[Records from a data source]
**********

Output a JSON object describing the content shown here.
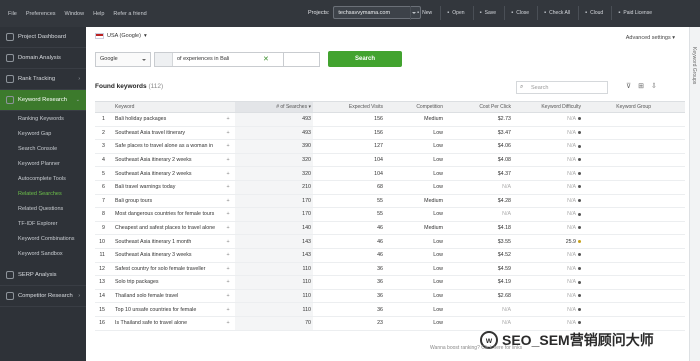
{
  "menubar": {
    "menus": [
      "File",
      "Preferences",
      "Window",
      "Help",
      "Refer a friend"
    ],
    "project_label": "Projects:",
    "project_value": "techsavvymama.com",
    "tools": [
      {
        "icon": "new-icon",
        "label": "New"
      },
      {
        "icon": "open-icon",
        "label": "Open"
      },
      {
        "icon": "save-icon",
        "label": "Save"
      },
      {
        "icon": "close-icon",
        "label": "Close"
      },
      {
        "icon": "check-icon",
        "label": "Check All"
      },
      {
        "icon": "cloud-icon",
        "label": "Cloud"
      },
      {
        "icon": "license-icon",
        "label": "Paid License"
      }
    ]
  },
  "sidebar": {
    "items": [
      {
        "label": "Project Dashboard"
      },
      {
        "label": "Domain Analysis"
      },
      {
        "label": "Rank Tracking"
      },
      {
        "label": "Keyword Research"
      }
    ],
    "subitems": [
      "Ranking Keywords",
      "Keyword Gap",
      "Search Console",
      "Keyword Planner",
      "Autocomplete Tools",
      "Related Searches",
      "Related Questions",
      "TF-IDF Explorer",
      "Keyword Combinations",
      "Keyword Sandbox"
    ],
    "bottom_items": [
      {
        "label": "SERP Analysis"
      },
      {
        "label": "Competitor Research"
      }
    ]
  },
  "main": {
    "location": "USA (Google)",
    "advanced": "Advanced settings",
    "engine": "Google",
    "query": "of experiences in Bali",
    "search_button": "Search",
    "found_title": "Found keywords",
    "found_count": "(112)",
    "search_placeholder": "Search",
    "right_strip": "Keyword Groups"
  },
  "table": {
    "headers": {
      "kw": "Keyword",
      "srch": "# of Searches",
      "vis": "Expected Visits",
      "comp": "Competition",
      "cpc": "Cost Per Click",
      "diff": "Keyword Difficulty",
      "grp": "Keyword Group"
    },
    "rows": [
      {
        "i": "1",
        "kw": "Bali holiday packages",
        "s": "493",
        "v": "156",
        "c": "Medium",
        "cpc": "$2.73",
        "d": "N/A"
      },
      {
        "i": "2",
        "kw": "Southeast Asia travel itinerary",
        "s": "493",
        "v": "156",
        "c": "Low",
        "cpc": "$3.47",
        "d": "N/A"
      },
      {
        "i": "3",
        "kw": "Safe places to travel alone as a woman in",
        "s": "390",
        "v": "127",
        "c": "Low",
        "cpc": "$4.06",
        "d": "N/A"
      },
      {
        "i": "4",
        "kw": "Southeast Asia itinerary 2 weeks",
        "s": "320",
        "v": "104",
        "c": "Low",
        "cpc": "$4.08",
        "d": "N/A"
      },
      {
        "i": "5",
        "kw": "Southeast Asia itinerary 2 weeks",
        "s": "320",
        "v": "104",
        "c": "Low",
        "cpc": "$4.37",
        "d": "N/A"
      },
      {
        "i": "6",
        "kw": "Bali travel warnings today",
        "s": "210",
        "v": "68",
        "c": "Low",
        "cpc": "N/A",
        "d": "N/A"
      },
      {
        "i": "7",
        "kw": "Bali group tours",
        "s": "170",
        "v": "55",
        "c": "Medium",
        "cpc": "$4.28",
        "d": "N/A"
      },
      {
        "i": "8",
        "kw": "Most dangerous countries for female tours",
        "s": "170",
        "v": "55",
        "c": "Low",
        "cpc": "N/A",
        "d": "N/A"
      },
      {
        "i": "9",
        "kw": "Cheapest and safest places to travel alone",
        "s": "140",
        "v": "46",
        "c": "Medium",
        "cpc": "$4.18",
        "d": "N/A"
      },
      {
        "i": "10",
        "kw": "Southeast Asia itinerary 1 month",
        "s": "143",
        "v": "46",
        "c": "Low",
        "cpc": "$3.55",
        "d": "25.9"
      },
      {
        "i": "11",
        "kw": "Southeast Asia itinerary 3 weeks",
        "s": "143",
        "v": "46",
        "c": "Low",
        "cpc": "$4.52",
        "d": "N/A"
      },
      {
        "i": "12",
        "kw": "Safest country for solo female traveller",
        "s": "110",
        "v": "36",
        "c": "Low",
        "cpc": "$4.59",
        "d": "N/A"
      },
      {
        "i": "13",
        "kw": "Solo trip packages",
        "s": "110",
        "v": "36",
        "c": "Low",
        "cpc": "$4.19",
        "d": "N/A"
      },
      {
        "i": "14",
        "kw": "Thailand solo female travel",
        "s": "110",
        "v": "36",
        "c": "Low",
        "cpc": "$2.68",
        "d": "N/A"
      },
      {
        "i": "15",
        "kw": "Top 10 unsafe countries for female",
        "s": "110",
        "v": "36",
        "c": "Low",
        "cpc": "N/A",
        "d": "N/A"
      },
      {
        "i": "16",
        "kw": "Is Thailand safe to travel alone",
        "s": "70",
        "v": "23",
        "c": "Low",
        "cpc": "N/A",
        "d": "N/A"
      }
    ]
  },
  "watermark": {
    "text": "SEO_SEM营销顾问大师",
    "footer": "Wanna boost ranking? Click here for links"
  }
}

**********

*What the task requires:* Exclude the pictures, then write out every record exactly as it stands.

*Result:*
Output a JSON object describing the content shown here.
{
  "menubar": {
    "menus": [
      "File",
      "Preferences",
      "Window",
      "Help",
      "Refer a friend"
    ],
    "project_label": "Projects:",
    "project_value": "techsavvymama.com",
    "tools": [
      {
        "icon": "new-icon",
        "label": "New"
      },
      {
        "icon": "open-icon",
        "label": "Open"
      },
      {
        "icon": "save-icon",
        "label": "Save"
      },
      {
        "icon": "close-icon",
        "label": "Close"
      },
      {
        "icon": "check-icon",
        "label": "Check All"
      },
      {
        "icon": "cloud-icon",
        "label": "Cloud"
      },
      {
        "icon": "license-icon",
        "label": "Paid License"
      }
    ]
  },
  "sidebar": {
    "items": [
      {
        "label": "Project Dashboard"
      },
      {
        "label": "Domain Analysis"
      },
      {
        "label": "Rank Tracking"
      },
      {
        "label": "Keyword Research"
      }
    ],
    "subitems": [
      "Ranking Keywords",
      "Keyword Gap",
      "Search Console",
      "Keyword Planner",
      "Autocomplete Tools",
      "Related Searches",
      "Related Questions",
      "TF-IDF Explorer",
      "Keyword Combinations",
      "Keyword Sandbox"
    ],
    "bottom_items": [
      {
        "label": "SERP Analysis"
      },
      {
        "label": "Competitor Research"
      }
    ]
  },
  "main": {
    "location": "USA (Google)",
    "advanced": "Advanced settings",
    "engine": "Google",
    "query": "of experiences in Bali",
    "search_button": "Search",
    "found_title": "Found keywords",
    "found_count": "(112)",
    "search_placeholder": "Search",
    "right_strip": "Keyword Groups"
  },
  "table": {
    "headers": {
      "kw": "Keyword",
      "srch": "# of Searches",
      "vis": "Expected Visits",
      "comp": "Competition",
      "cpc": "Cost Per Click",
      "diff": "Keyword Difficulty",
      "grp": "Keyword Group"
    },
    "rows": [
      {
        "i": "1",
        "kw": "Bali holiday packages",
        "s": "493",
        "v": "156",
        "c": "Medium",
        "cpc": "$2.73",
        "d": "N/A"
      },
      {
        "i": "2",
        "kw": "Southeast Asia travel itinerary",
        "s": "493",
        "v": "156",
        "c": "Low",
        "cpc": "$3.47",
        "d": "N/A"
      },
      {
        "i": "3",
        "kw": "Safe places to travel alone as a woman in",
        "s": "390",
        "v": "127",
        "c": "Low",
        "cpc": "$4.06",
        "d": "N/A"
      },
      {
        "i": "4",
        "kw": "Southeast Asia itinerary 2 weeks",
        "s": "320",
        "v": "104",
        "c": "Low",
        "cpc": "$4.08",
        "d": "N/A"
      },
      {
        "i": "5",
        "kw": "Southeast Asia itinerary 2 weeks",
        "s": "320",
        "v": "104",
        "c": "Low",
        "cpc": "$4.37",
        "d": "N/A"
      },
      {
        "i": "6",
        "kw": "Bali travel warnings today",
        "s": "210",
        "v": "68",
        "c": "Low",
        "cpc": "N/A",
        "d": "N/A"
      },
      {
        "i": "7",
        "kw": "Bali group tours",
        "s": "170",
        "v": "55",
        "c": "Medium",
        "cpc": "$4.28",
        "d": "N/A"
      },
      {
        "i": "8",
        "kw": "Most dangerous countries for female tours",
        "s": "170",
        "v": "55",
        "c": "Low",
        "cpc": "N/A",
        "d": "N/A"
      },
      {
        "i": "9",
        "kw": "Cheapest and safest places to travel alone",
        "s": "140",
        "v": "46",
        "c": "Medium",
        "cpc": "$4.18",
        "d": "N/A"
      },
      {
        "i": "10",
        "kw": "Southeast Asia itinerary 1 month",
        "s": "143",
        "v": "46",
        "c": "Low",
        "cpc": "$3.55",
        "d": "25.9"
      },
      {
        "i": "11",
        "kw": "Southeast Asia itinerary 3 weeks",
        "s": "143",
        "v": "46",
        "c": "Low",
        "cpc": "$4.52",
        "d": "N/A"
      },
      {
        "i": "12",
        "kw": "Safest country for solo female traveller",
        "s": "110",
        "v": "36",
        "c": "Low",
        "cpc": "$4.59",
        "d": "N/A"
      },
      {
        "i": "13",
        "kw": "Solo trip packages",
        "s": "110",
        "v": "36",
        "c": "Low",
        "cpc": "$4.19",
        "d": "N/A"
      },
      {
        "i": "14",
        "kw": "Thailand solo female travel",
        "s": "110",
        "v": "36",
        "c": "Low",
        "cpc": "$2.68",
        "d": "N/A"
      },
      {
        "i": "15",
        "kw": "Top 10 unsafe countries for female",
        "s": "110",
        "v": "36",
        "c": "Low",
        "cpc": "N/A",
        "d": "N/A"
      },
      {
        "i": "16",
        "kw": "Is Thailand safe to travel alone",
        "s": "70",
        "v": "23",
        "c": "Low",
        "cpc": "N/A",
        "d": "N/A"
      }
    ]
  },
  "watermark": {
    "text": "SEO_SEM营销顾问大师",
    "footer": "Wanna boost ranking? Click here for links"
  }
}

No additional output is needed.